I’ll conclude this week’s five part series with the excerpt that inspired it from, Off the Clock, by Laura Vanderkam:
The goal of this series was to give you ideas on how to replace the short blocks of time you’re spending on your phone doing things that will be more rewarding. One of the ways to accomplish this is through learning.
Biographies of famous leaders nearly always list life-long learning as a critical factor in their success. Warren Buffett, Teddy Roosevelt, and Ben Franklin are all said to have read five hours or more a week. I know you’re thinking, “Ain’t nobody got time for that,” but it’s not as hard as it sounds.
Taking the time to read a book or magazine will also make you feel less overwhelmed because suddenly you’ll identify yourself as the type of person who has time to read. Identity is a technique used for habit formation. Identifying yourself as a runner will allow you to lose far more weight than just saying you want to run three days a week.
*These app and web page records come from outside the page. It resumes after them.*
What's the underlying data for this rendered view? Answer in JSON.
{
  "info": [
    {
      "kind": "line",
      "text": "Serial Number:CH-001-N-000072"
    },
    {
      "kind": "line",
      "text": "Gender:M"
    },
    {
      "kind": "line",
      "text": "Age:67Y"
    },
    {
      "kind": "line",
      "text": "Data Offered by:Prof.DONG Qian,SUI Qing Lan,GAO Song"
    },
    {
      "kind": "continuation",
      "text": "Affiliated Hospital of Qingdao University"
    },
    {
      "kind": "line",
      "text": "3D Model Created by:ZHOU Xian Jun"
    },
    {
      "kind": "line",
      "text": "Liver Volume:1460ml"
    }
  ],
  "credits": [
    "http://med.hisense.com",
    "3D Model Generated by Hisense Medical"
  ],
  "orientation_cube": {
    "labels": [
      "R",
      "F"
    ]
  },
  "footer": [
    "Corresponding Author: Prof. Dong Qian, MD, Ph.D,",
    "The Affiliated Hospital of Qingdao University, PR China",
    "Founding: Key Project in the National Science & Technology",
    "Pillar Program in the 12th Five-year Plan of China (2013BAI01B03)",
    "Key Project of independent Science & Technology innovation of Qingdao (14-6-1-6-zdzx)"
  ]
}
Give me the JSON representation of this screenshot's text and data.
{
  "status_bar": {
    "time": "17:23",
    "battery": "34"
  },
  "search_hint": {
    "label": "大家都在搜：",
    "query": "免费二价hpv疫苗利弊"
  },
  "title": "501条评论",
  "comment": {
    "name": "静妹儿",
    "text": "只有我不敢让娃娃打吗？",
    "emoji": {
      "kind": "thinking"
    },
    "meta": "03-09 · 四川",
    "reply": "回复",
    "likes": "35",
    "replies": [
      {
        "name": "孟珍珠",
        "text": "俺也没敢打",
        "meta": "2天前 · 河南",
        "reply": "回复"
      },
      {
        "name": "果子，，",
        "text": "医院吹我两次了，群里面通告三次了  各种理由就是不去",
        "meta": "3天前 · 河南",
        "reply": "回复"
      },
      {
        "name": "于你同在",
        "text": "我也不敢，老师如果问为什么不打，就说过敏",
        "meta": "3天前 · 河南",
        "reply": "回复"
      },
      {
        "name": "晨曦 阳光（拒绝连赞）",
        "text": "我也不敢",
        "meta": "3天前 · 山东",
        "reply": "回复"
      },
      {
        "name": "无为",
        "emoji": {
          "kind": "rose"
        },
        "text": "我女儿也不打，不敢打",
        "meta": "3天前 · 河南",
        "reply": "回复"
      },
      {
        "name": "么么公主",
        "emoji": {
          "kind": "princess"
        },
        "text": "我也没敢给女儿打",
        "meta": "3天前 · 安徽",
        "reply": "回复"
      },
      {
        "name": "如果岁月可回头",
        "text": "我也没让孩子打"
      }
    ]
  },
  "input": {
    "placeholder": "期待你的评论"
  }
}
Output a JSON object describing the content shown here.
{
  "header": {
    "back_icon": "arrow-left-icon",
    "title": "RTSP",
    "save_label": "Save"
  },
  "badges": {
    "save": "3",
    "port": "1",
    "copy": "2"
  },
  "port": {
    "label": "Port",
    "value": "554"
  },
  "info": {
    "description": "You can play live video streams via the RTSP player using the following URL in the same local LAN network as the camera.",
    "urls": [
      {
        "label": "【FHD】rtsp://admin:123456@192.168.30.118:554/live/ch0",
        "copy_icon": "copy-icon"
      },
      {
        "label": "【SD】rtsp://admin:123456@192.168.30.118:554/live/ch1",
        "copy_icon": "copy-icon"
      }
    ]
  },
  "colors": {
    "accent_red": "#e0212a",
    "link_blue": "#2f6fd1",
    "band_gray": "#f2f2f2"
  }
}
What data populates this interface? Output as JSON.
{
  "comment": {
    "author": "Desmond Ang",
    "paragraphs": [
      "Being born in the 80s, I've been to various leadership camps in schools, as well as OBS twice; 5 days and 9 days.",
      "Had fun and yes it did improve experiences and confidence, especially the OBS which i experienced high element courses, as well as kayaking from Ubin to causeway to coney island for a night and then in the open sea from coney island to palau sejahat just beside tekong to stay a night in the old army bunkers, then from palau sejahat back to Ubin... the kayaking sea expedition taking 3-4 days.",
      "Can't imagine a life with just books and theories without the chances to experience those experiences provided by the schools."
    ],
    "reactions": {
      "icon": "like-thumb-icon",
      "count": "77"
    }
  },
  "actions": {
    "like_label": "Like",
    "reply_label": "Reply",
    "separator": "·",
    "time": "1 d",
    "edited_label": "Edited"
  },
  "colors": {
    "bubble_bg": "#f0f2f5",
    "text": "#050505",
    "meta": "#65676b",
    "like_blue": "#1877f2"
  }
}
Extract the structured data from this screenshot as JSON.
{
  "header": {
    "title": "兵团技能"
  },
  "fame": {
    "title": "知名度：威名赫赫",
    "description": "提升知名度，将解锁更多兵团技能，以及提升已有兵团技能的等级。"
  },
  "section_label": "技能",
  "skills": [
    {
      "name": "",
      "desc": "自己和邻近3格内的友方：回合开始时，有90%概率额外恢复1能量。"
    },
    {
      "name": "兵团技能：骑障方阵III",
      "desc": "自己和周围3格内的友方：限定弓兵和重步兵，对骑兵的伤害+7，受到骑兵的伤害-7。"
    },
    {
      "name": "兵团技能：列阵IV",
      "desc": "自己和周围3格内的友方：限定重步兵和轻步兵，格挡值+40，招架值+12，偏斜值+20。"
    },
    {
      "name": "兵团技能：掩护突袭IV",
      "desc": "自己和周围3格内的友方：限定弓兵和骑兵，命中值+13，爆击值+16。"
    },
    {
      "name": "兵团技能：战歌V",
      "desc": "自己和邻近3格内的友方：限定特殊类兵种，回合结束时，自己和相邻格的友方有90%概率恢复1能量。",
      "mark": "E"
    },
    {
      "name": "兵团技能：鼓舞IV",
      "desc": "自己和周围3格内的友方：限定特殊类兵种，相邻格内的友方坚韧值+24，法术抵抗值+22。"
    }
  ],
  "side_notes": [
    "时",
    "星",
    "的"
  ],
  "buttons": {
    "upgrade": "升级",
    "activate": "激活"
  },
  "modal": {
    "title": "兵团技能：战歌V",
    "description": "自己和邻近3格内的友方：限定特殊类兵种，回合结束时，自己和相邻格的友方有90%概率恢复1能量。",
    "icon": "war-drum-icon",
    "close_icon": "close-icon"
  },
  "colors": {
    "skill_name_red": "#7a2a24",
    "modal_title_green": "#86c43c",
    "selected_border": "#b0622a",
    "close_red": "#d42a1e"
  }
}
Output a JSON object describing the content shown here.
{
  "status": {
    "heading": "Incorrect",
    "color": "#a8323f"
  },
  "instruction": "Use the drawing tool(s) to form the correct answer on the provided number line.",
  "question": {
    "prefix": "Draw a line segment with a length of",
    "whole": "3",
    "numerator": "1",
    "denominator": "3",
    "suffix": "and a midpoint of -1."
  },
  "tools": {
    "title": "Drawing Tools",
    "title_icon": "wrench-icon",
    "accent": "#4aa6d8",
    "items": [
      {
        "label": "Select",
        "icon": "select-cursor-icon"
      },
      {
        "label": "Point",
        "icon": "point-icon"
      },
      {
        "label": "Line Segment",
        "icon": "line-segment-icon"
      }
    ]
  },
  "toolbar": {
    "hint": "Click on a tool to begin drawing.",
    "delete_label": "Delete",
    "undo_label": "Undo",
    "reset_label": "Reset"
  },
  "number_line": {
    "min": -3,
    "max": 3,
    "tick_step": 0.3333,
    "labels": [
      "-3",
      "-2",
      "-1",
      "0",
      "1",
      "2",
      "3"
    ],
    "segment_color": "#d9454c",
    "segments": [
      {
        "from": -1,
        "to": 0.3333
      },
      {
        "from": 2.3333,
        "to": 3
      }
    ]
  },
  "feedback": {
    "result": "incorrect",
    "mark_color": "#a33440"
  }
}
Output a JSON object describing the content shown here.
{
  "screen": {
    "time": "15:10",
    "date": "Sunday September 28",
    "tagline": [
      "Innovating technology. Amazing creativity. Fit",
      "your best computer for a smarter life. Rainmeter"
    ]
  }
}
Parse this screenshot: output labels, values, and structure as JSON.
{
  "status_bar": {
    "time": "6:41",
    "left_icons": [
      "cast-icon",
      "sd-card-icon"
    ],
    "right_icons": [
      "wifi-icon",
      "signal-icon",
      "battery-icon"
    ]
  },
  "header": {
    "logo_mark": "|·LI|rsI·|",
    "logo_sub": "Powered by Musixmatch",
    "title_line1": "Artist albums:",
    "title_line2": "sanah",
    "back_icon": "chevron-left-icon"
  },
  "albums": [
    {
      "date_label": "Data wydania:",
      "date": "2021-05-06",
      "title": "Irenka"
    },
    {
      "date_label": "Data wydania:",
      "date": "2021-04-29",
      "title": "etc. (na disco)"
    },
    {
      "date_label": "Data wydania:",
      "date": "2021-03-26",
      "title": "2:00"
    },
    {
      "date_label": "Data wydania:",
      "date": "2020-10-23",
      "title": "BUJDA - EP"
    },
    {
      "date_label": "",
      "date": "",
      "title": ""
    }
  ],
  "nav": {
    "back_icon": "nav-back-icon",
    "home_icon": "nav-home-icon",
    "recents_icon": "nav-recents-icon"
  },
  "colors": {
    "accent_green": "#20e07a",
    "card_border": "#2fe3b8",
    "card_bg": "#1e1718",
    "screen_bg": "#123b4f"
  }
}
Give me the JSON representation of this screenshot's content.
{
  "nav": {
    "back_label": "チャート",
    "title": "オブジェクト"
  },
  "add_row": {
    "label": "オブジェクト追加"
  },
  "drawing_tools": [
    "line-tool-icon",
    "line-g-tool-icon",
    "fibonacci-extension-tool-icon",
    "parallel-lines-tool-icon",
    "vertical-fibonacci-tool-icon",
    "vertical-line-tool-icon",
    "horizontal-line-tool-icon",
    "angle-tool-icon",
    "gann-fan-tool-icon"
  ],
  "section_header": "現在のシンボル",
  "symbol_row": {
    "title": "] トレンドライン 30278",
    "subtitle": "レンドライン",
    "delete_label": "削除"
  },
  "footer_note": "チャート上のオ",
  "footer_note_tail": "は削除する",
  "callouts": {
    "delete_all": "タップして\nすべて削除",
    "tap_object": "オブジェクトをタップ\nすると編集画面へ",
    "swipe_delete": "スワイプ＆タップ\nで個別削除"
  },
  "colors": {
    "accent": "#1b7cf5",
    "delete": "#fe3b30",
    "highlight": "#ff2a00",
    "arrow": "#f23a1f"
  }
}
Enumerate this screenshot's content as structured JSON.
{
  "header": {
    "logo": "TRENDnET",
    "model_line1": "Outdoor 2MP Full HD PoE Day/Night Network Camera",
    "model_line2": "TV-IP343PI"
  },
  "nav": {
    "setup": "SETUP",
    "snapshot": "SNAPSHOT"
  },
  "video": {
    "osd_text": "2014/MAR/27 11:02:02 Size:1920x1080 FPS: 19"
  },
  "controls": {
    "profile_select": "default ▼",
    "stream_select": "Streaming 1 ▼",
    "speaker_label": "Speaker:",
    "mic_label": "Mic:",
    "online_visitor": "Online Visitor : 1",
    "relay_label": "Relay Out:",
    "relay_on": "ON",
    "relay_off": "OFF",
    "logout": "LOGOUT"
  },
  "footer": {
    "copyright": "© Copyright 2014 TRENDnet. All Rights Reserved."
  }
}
Reading non-fiction is an excellent way to learn new things. For far less than the cost of an MBA you can read a dozen books on . Want to start a business but don’t know how? There are plenty of books and websites dedicated to entrepreneurship. How about personal finance? From TV personalities like Jim Cramer, Dave Ramsey, and Suze Orman to hedge fund managers like Ray Dalio, every “expert” out there has written a book or four.
Magazines are another great way to learn more about your hobbies. Subscriptions to high quality, curated content are cheap, usually only $10-$20 a year. Keep one magazine at your desk for breaks or lunchtime reading. Keep one in your car for down time at kids sports practices or the doctor’s waiting room. Plus, you’ll never have to worry about running out of battery or having WiFi.
A great way to read more online content is to use the Pocket app. Pocket gets added to the list of options on your phone’s share menu. As you browse the internet and find great content, like this blog 😉, that you want to read but don’t have time to right now, you save it to the Pocket app. Then when you have time to read the article you open the app and see the list of the articles you have saved. The best part is that Pocket will display a version of the article that strips out all the click bait and advertisements that try to distract you on the actual article.
If, like me, you prefer to listen to content instead of reading it Pocket can even read the articles to you. You may even find you prefer reading from this distraction free version of the site.